* **Exercise brief**
Below are the records; pull every line that includes "title".

Items from an interface collection
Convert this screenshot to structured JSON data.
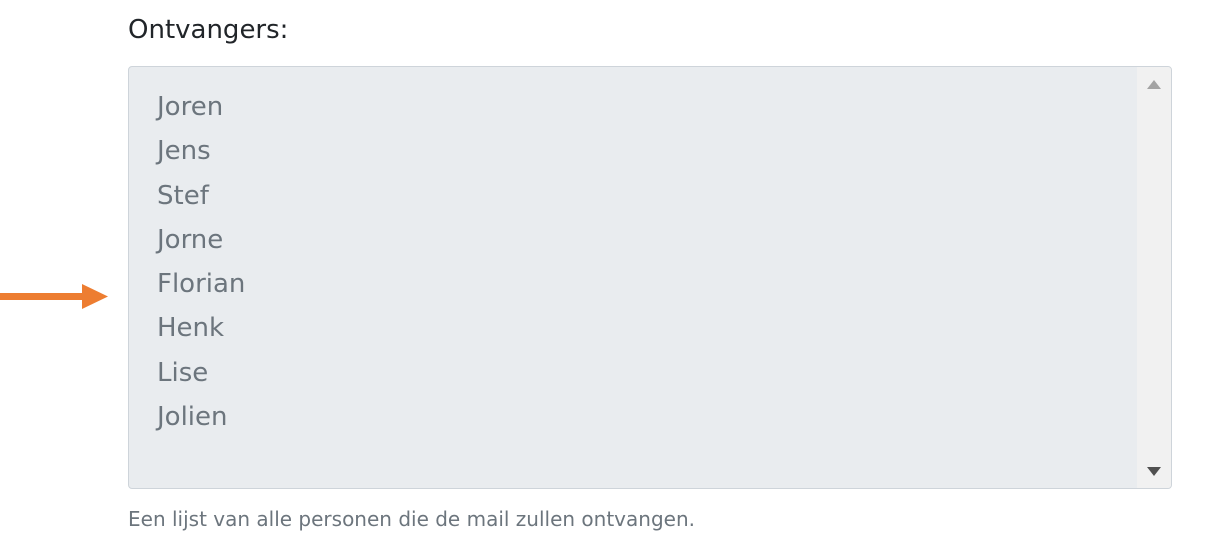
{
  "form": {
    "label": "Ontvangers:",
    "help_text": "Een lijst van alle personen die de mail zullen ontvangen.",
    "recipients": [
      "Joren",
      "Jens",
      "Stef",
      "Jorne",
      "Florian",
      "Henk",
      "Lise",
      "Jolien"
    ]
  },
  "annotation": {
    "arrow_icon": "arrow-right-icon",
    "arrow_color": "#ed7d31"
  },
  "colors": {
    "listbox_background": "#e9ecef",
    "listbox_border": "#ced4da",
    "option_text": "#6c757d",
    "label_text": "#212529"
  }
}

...

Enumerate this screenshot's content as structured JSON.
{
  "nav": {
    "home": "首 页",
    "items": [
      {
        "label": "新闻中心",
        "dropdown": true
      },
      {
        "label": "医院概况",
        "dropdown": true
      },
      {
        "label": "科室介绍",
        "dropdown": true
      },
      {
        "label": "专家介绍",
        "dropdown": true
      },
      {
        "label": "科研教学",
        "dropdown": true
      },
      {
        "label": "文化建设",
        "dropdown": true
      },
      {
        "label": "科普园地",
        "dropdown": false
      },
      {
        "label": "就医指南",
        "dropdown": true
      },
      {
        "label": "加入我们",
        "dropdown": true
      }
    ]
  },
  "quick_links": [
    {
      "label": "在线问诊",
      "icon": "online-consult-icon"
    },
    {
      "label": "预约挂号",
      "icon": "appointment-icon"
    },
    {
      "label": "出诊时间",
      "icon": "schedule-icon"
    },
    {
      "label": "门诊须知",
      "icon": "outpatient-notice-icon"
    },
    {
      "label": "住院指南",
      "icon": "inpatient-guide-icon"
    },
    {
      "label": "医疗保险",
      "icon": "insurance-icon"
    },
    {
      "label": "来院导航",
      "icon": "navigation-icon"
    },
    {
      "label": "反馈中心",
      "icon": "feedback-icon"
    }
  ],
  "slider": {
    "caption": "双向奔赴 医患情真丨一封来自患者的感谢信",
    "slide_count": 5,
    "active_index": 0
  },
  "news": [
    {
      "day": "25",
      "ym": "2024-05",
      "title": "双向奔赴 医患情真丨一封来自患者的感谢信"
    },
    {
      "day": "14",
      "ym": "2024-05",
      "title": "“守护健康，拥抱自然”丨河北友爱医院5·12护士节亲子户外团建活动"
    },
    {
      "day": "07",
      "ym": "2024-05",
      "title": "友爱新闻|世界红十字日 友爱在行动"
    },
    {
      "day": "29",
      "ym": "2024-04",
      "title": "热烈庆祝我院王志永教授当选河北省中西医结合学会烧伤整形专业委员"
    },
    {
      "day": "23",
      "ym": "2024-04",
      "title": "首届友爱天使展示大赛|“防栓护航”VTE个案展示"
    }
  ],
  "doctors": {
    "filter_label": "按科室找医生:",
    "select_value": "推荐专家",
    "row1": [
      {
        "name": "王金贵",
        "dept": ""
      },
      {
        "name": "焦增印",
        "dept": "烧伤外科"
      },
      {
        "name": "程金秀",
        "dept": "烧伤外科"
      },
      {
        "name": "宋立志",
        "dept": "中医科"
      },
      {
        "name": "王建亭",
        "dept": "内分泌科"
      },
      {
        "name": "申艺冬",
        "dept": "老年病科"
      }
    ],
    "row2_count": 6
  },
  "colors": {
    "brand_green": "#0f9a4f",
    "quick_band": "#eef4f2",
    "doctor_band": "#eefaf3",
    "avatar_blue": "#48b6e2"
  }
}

* **Response to the exercise**
      "title": "双向奔赴 医患情真丨一封来自患者的感谢信"
      "title": "“守护健康，拥抱自然”丨河北友爱医院5·12护士节亲子户外团建活动"
      "title": "友爱新闻|世界红十字日 友爱在行动"
      "title": "热烈庆祝我院王志永教授当选河北省中西医结合学会烧伤整形专业委员"
      "title": "首届友爱天使展示大赛|“防栓护航”VTE个案展示"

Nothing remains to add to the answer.